Exactly because Conrad I was one of the dukes, he found it very hard to establish his authority over them. Duke Henry of Saxony was in rebellion against Conrad I until 915 and struggle against Arnulf, Duke of Bavaria cost Conrad I his life. Burchard II, Duke of Swabia demanded and received more autonomy. Arnulf of Bavaria called on Magyars for assistance in his uprising, and when defeated, fled to Magyar lands. For this he was condemned to death as a traitor, but the powerful duke managed to avoid execution.
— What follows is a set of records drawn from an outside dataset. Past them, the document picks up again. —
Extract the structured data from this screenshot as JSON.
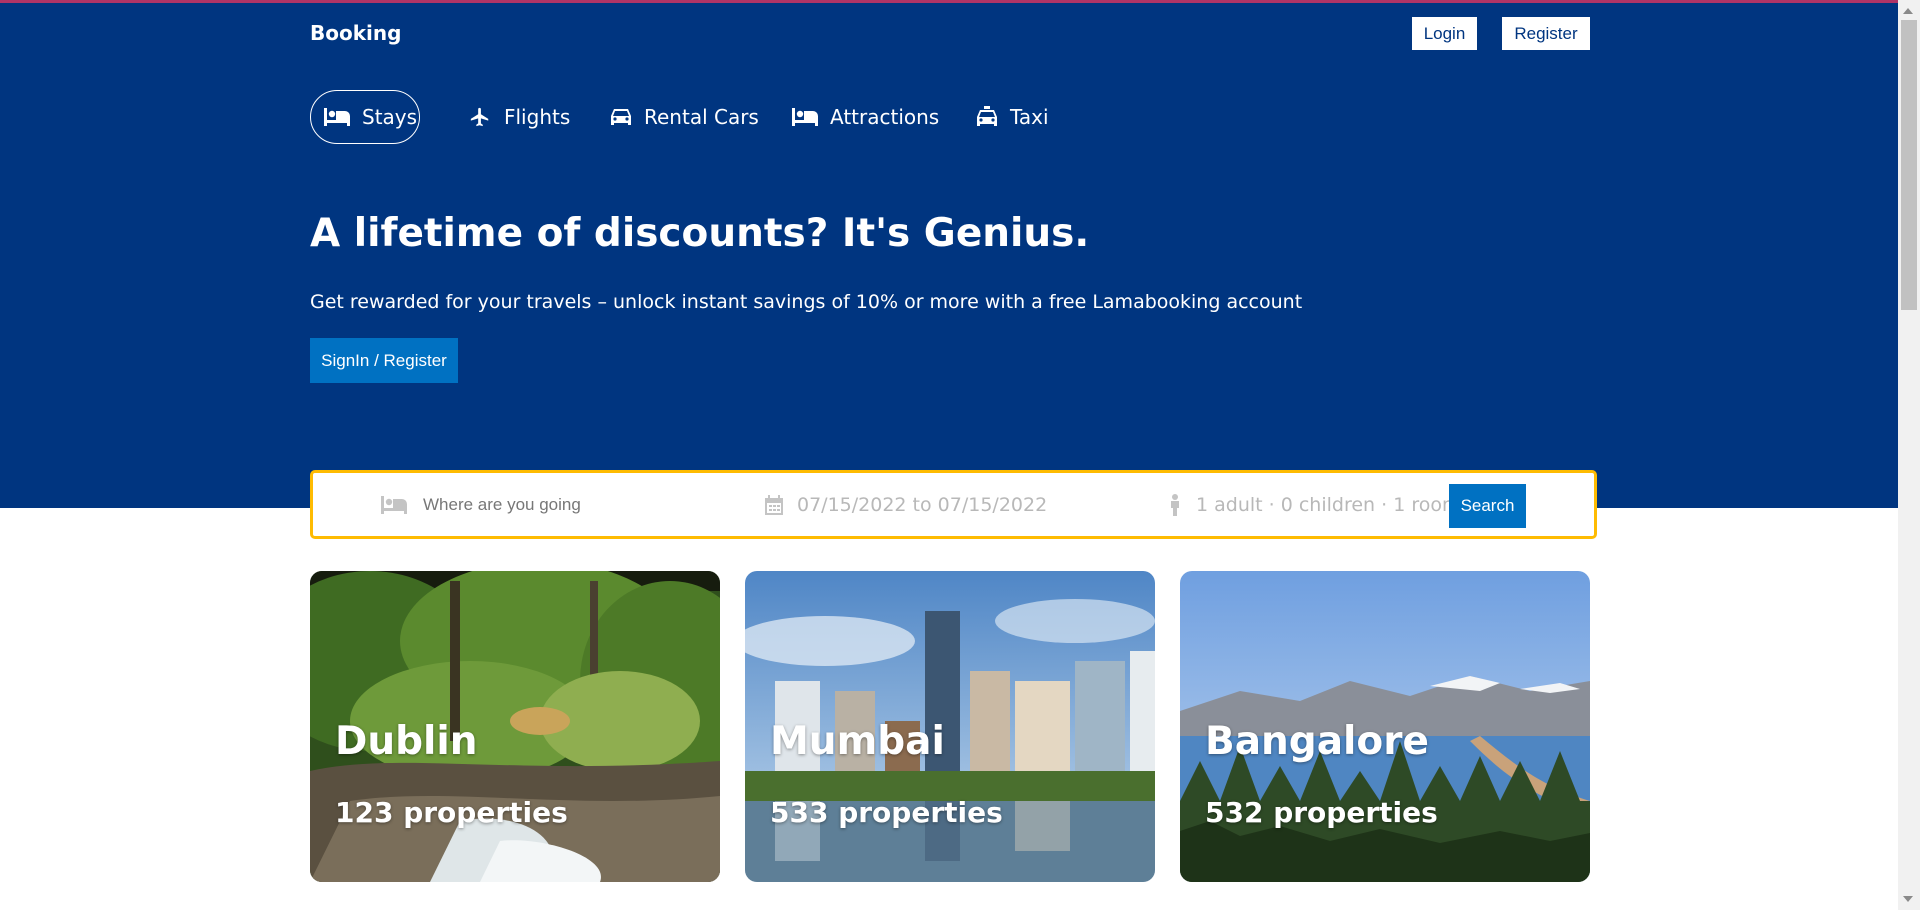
{
  "header": {
    "brand": "Booking",
    "login_label": "Login",
    "register_label": "Register",
    "nav": [
      {
        "label": "Stays",
        "icon": "bed-icon",
        "active": true
      },
      {
        "label": "Flights",
        "icon": "plane-icon"
      },
      {
        "label": "Rental Cars",
        "icon": "car-icon"
      },
      {
        "label": "Attractions",
        "icon": "bed-icon"
      },
      {
        "label": "Taxi",
        "icon": "taxi-icon"
      }
    ],
    "hero_title": "A lifetime of discounts? It's Genius.",
    "hero_desc": "Get rewarded for your travels – unlock instant savings of 10% or more with a free Lamabooking account",
    "signin_label": "SignIn / Register"
  },
  "search": {
    "destination_placeholder": "Where are you going",
    "date_range": "07/15/2022 to 07/15/2022",
    "guests": "1 adult · 0 children · 1 room",
    "search_label": "Search"
  },
  "featured": [
    {
      "city": "Dublin",
      "properties": "123 properties"
    },
    {
      "city": "Mumbai",
      "properties": "533 properties"
    },
    {
      "city": "Bangalore",
      "properties": "532 properties"
    }
  ],
  "colors": {
    "header_bg": "#003580",
    "accent_button": "#0071c2",
    "search_border": "#febb02",
    "top_border": "#b03466"
  }
}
In 913 Conrad I married the sister of the Swabian count Erchanger, grandson of king Louis the German. Cunigunde, widow of Liutpold and mother of Duke Arnulf of Bavaria, gave him two children: Cunigunda and Herman, both born in 913.
In 913 Erchanger revolted against Conrad I. In 914 He captured Solomon III, Bishop of Constance, who was Conrad’s chief counselor. Erchanger was exiled but still managed to defeat royal army in a battle near the lake Constance. He was finally arrested for treason in assembly of nobles at Hohenaltheim in Swabia and on January 21, 917 he was executed together with his brother Berthold.
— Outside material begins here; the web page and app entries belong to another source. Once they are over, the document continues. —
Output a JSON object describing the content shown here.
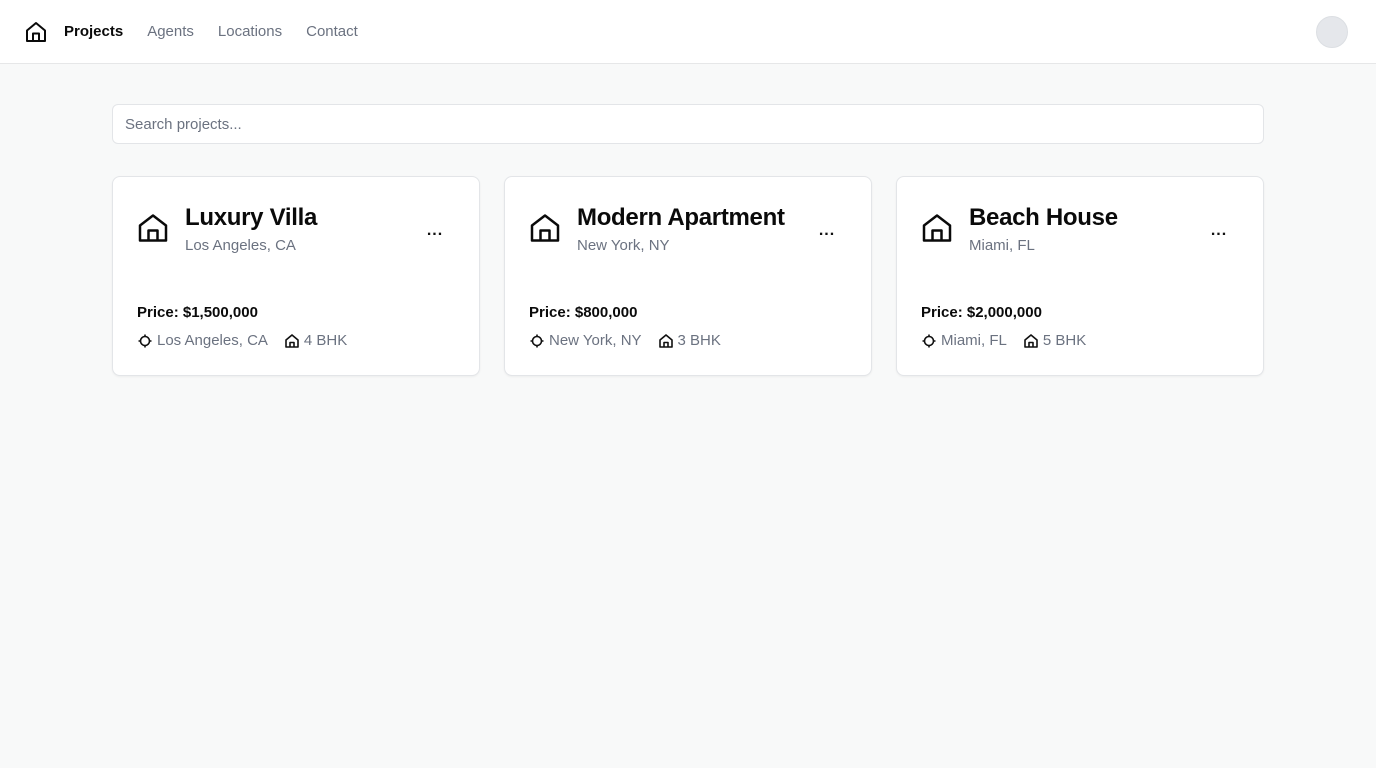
{
  "nav": {
    "logo_icon": "home-icon",
    "items": [
      {
        "label": "Projects",
        "active": true
      },
      {
        "label": "Agents",
        "active": false
      },
      {
        "label": "Locations",
        "active": false
      },
      {
        "label": "Contact",
        "active": false
      }
    ]
  },
  "search": {
    "placeholder": "Search projects...",
    "value": ""
  },
  "projects": [
    {
      "title": "Luxury Villa",
      "subtitle": "Los Angeles, CA",
      "price": "Price: $1,500,000",
      "location": "Los Angeles, CA",
      "bhk": "4 BHK",
      "menu": "..."
    },
    {
      "title": "Modern Apartment",
      "subtitle": "New York, NY",
      "price": "Price: $800,000",
      "location": "New York, NY",
      "bhk": "3 BHK",
      "menu": "..."
    },
    {
      "title": "Beach House",
      "subtitle": "Miami, FL",
      "price": "Price: $2,000,000",
      "location": "Miami, FL",
      "bhk": "5 BHK",
      "menu": "..."
    }
  ],
  "colors": {
    "background": "#f8f9f9",
    "muted_text": "#6b7280",
    "text": "#0a0a0a"
  }
}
Conrad's reign was a continuous and generally unsuccessful struggle to uphold the power of king against the growing power of the local dukes. His military campaigns against Charles the Simple to regain Lotharingia and the Imperial city of Aachen were failures. Archbishop Ratbod of Trier even became West Frankish chancellor in 913. Conrad's realm was also exposed to the continuous raids of the Magyars since the disastrous defeat of the Bavarian forces at the 907 Battle of Pressburg, leading to a considerable decline in his authority. His attempt to mobilize the East Frankish episcopate led by Archbishop Unni of Bremen to his cause at the 916 synod of Hohenaltheim was not enough to compensate other failures. After several clashes, Conrad at least was able to come to terms with duke Henry of Saxony. The restless Swabian dukes Erchanger (executed in 917) and Burchard II were a continuous threat, as was Arnulf, Duke of Bavaria.
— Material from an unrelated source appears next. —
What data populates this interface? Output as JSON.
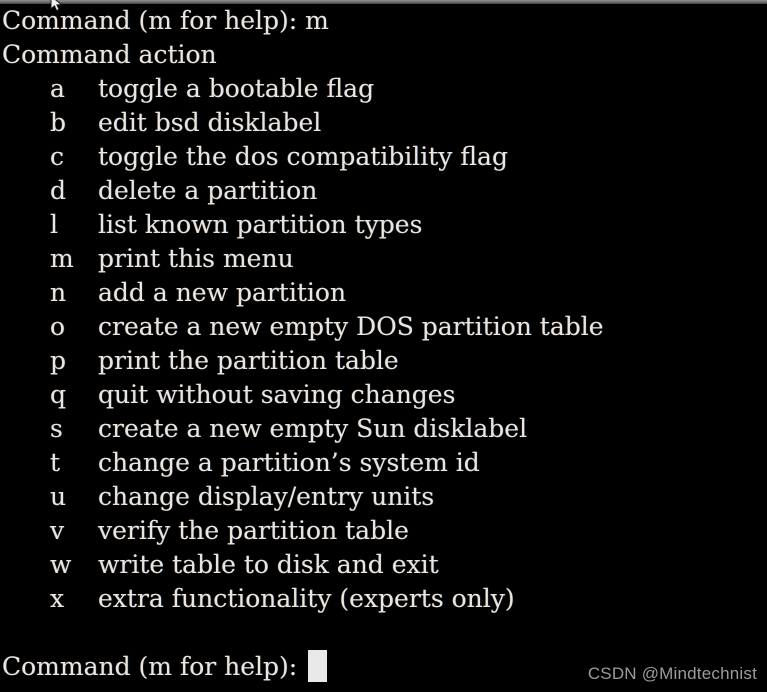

According to the Res gestae saxonicae by chronicler Widukind of Corvey, Conrad on his deathbed persuaded his younger brother Eberhard of Franconia to offer the royal crown to Henry the Fowler, the duke of Saxony  and one of his principal opponents, since he considered Henry to be the only duke capable of holding the kingdom together in the face of internal rivalries among the dukes and the continuous Magyar raids. It was not until May 919, when Eberhard and the other Frankish nobles accepted Conrad's advice, and Henry was elected king as Henry I at the Reichstag of Fritzlar. Kingship now changed from Franks to Saxons, who had suffered greatly during the conquests of Charlemagne and were proud of their identity.
Eberhard succeeded Conrad as duke of Franconia. He was killed in 939 at the Battle of Andernach during his rebellion against emperor Otto I, whereafter the duchy of Franconia became a direct Imperial possession of the Ottonian dynasty until 1024.
- Müller-Mertens 1999, p. 238.
- Reuter 1991, p. 131.
- The Cambridge Medieval History vol 3 - Germany and the Western Empire
- Reuters 1991, p. 136.
- Reuter 1991, p. 136.
- Müller-Mertens, Eckhard (1999). "The Ottonians as Kings and Emperors". In Reuter, Timothy. The New Cambridge Medieval History, Volume 3: c.900 – c.1024. Cambridge University Press. pp. 233–66.
- Reuter, Timothy (1991). Germany in the Early Middle Ages, c. 800–1056. London: Longman.
Conrad I of GermanyBorn: c. 890 Died: 23 December 918
Louis the Child
as King of East Francia
|King of East Francia
Henry the Fowler
Conrad the Elder
|Duke of Franconia